Page and application data records
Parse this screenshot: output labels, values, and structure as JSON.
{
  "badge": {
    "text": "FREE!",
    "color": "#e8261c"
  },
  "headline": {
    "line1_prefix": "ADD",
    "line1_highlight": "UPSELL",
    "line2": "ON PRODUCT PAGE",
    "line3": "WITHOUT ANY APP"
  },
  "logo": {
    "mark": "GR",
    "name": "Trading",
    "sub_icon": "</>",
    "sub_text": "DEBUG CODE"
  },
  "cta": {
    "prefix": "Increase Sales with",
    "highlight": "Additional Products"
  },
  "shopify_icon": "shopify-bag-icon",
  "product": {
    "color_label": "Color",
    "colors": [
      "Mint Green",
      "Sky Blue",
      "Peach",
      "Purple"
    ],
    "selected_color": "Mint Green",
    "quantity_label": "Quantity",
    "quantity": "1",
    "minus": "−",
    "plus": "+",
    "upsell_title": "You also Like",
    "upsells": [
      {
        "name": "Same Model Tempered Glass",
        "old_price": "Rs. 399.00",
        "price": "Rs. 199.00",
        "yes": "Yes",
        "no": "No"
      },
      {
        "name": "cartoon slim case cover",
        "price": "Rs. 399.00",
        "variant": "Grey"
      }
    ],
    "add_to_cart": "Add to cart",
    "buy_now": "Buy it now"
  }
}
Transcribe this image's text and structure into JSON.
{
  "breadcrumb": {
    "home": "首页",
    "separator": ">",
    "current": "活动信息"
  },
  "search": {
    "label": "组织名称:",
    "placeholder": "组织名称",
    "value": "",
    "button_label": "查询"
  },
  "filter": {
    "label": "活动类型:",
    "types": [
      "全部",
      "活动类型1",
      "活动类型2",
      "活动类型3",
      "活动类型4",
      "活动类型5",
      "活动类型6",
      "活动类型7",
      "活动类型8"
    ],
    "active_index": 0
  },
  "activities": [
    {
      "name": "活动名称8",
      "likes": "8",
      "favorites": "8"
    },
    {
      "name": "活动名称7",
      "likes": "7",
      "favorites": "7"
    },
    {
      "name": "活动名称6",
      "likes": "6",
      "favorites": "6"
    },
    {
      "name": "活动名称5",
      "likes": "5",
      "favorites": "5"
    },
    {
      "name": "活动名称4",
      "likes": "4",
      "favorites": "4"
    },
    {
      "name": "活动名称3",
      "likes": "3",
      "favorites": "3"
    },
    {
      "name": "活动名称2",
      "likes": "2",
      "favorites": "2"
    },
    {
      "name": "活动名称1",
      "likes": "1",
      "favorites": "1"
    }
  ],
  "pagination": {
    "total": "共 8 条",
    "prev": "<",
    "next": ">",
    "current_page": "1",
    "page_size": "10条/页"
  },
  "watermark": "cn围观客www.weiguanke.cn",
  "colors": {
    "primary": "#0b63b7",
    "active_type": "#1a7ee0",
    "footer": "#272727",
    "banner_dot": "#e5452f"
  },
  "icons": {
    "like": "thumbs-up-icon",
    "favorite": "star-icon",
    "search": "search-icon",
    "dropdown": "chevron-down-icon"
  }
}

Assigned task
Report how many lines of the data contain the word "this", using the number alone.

Task output
2